◆ Supplied material
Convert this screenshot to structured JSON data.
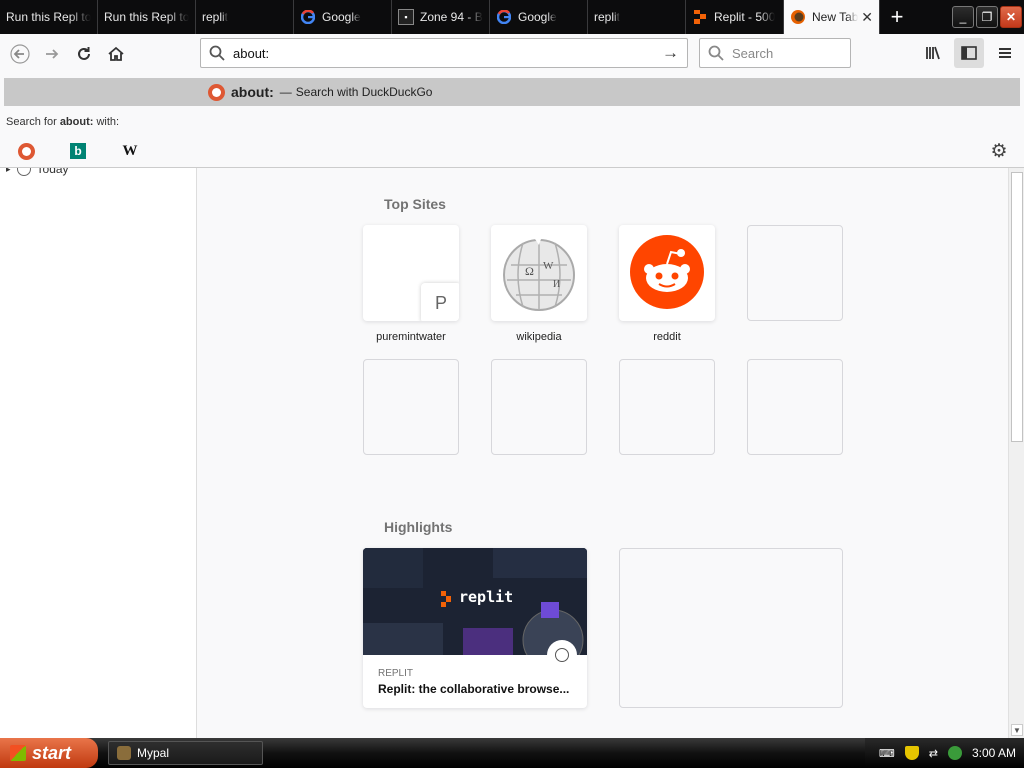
{
  "tabs": [
    {
      "title": "Run this Repl to",
      "icon": "none"
    },
    {
      "title": "Run this Repl to",
      "icon": "none"
    },
    {
      "title": "replit",
      "icon": "none"
    },
    {
      "title": "Google",
      "icon": "google-icon"
    },
    {
      "title": "Zone 94 - B",
      "icon": "zone94-icon"
    },
    {
      "title": "Google",
      "icon": "google-icon"
    },
    {
      "title": "replit",
      "icon": "none"
    },
    {
      "title": "Replit - 500",
      "icon": "replit-icon"
    },
    {
      "title": "New Tab",
      "icon": "firefox-icon",
      "active": true
    }
  ],
  "urlbar": {
    "value": "about:"
  },
  "searchbar": {
    "placeholder": "Search"
  },
  "popup": {
    "suggestion": {
      "query": "about:",
      "dash": "—",
      "action": "Search with DuckDuckGo"
    },
    "search_for": {
      "prefix": "Search for",
      "query": "about:",
      "suffix": "with:"
    },
    "engines": [
      "DuckDuckGo",
      "Bing",
      "Wikipedia"
    ]
  },
  "sidebar": {
    "group": "Today"
  },
  "top_sites": {
    "title": "Top Sites",
    "sites": [
      {
        "label": "puremintwater",
        "letter": "P"
      },
      {
        "label": "wikipedia",
        "letter": ""
      },
      {
        "label": "reddit",
        "letter": ""
      }
    ]
  },
  "highlights": {
    "title": "Highlights",
    "card": {
      "host": "REPLIT",
      "title": "Replit: the collaborative browse...",
      "thumb_text": "replit"
    }
  },
  "taskbar": {
    "start": "start",
    "task": "Mypal",
    "clock": "3:00 AM"
  },
  "colors": {
    "accent_reddit": "#ff4500",
    "ddg": "#de5833",
    "bing": "#008373",
    "tabstrip": "#0c0c0d"
  }
}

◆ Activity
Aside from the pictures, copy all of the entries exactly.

◆ Answer
Convert this screenshot to structured JSON data.
{
  "tabs": [
    {
      "title": "Run this Repl to",
      "icon": "none"
    },
    {
      "title": "Run this Repl to",
      "icon": "none"
    },
    {
      "title": "replit",
      "icon": "none"
    },
    {
      "title": "Google",
      "icon": "google-icon"
    },
    {
      "title": "Zone 94 - B",
      "icon": "zone94-icon"
    },
    {
      "title": "Google",
      "icon": "google-icon"
    },
    {
      "title": "replit",
      "icon": "none"
    },
    {
      "title": "Replit - 500",
      "icon": "replit-icon"
    },
    {
      "title": "New Tab",
      "icon": "firefox-icon",
      "active": true
    }
  ],
  "urlbar": {
    "value": "about:"
  },
  "searchbar": {
    "placeholder": "Search"
  },
  "popup": {
    "suggestion": {
      "query": "about:",
      "dash": "—",
      "action": "Search with DuckDuckGo"
    },
    "search_for": {
      "prefix": "Search for",
      "query": "about:",
      "suffix": "with:"
    },
    "engines": [
      "DuckDuckGo",
      "Bing",
      "Wikipedia"
    ]
  },
  "sidebar": {
    "group": "Today"
  },
  "top_sites": {
    "title": "Top Sites",
    "sites": [
      {
        "label": "puremintwater",
        "letter": "P"
      },
      {
        "label": "wikipedia",
        "letter": ""
      },
      {
        "label": "reddit",
        "letter": ""
      }
    ]
  },
  "highlights": {
    "title": "Highlights",
    "card": {
      "host": "REPLIT",
      "title": "Replit: the collaborative browse...",
      "thumb_text": "replit"
    }
  },
  "taskbar": {
    "start": "start",
    "task": "Mypal",
    "clock": "3:00 AM"
  },
  "colors": {
    "accent_reddit": "#ff4500",
    "ddg": "#de5833",
    "bing": "#008373",
    "tabstrip": "#0c0c0d"
  }
}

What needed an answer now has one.